Today I handed out topics for the Civil War in a Can project. This time it was for my other two groups of students. At my school, we block schedule. I will have one particular group of two classes on Mondays, Tuesdays, and every other Wednesdays, then another group of two classes on Thursdays, Fridays, and every other Wedensday. It’s still confusing to me too. Today, I did something different. I normally just have the topics in a can, and then I go up and down the rows allowing the students to randomly pull their topic out. This time, I modified it a little. Along with the topics, I added a couple of early lunch passes into the can. This made it a little bit more interesting. Also, once everybody had a topic, I gave them a quick summary of each topic, then I allowed them to trade topics with someone in the class. I gave them only one minute to trade. Once that was finished, I gave them another opportunity to change topics by letting anybody who wanted to, to come up and take a chance with the remaining topics in the can. They had to give up their topic and choose again at the random topics left in the can. Finally, if there were any students who still were not happy with the topic they had chosen, they had to opportunity to choose another topic about the Civil War, just as long as it was not on my list of topics. They also had to get it approved by me first. It got a little loud while they were selecting topics, but that was O.K. It took about 25 minutes from start to finish. Tomorrow, I’m giving a pop quiz. : )
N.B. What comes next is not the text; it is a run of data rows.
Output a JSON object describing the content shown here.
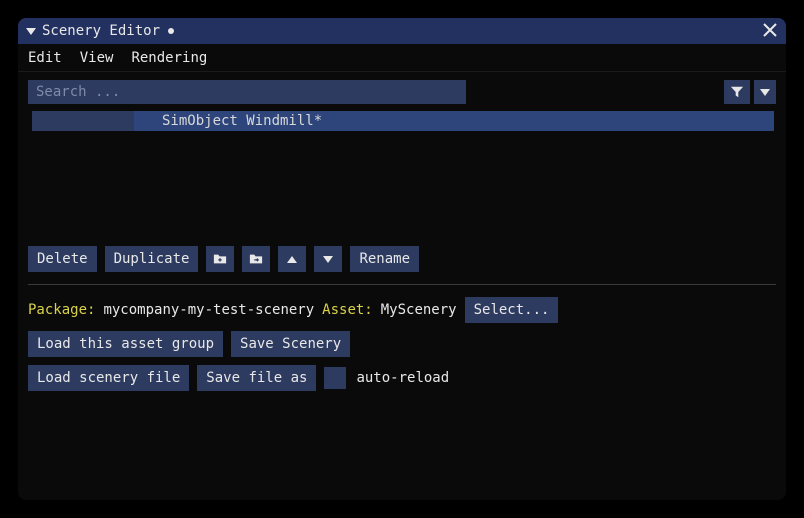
{
  "window": {
    "title": "Scenery Editor",
    "dirty": true
  },
  "menu": {
    "edit": "Edit",
    "view": "View",
    "rendering": "Rendering"
  },
  "search": {
    "placeholder": "Search ..."
  },
  "list": {
    "selected_item": "SimObject Windmill*"
  },
  "toolbar": {
    "delete": "Delete",
    "duplicate": "Duplicate",
    "rename": "Rename"
  },
  "info": {
    "package_label": "Package:",
    "package_value": "mycompany-my-test-scenery",
    "asset_label": "Asset:",
    "asset_value": "MyScenery",
    "select_button": "Select..."
  },
  "actions": {
    "load_asset_group": "Load this asset group",
    "save_scenery": "Save Scenery",
    "load_scenery_file": "Load scenery file",
    "save_file_as": "Save file as",
    "auto_reload_label": "auto-reload"
  }
}
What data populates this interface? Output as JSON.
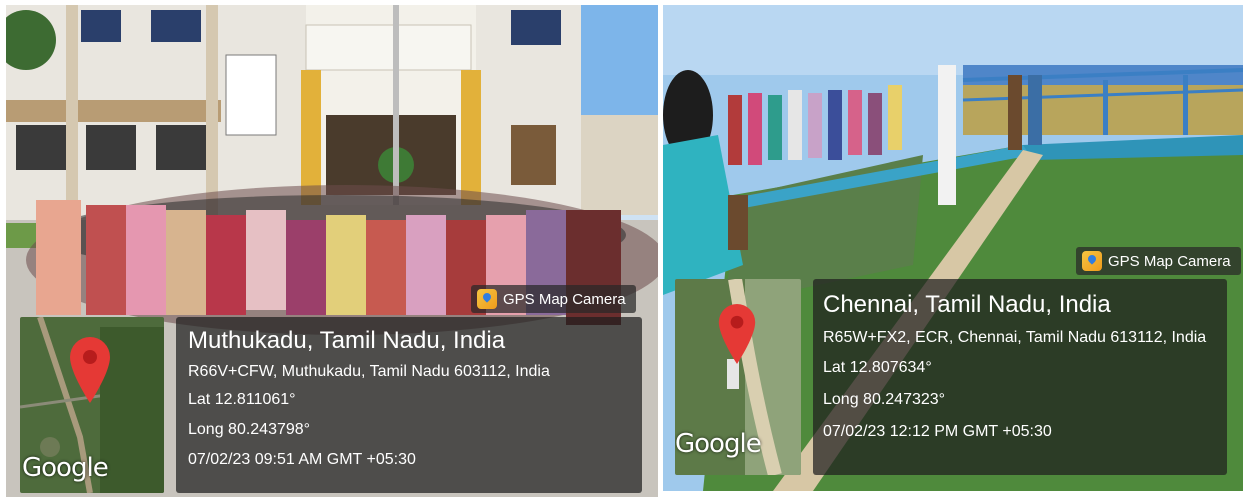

Today’s Tip For New Teachers: Use the countdown method. Any time you give an activity, give the students a time limit, and as the clock ticks away, keep reminding them of the time remaining. Students who are wasting time will normally get back on task when reminded of the shortening time. Today, I gave the students one minute to trade topics. I yelled out, “1 minute. Go!” At the 45 second point, I let them know also. At the 30 and 15 second stage also. Finally, at 10 seconds, I started counting down. By the time I got to “one,” all the students were in their chairs. Students need time limits. They like time limits. They love time limits.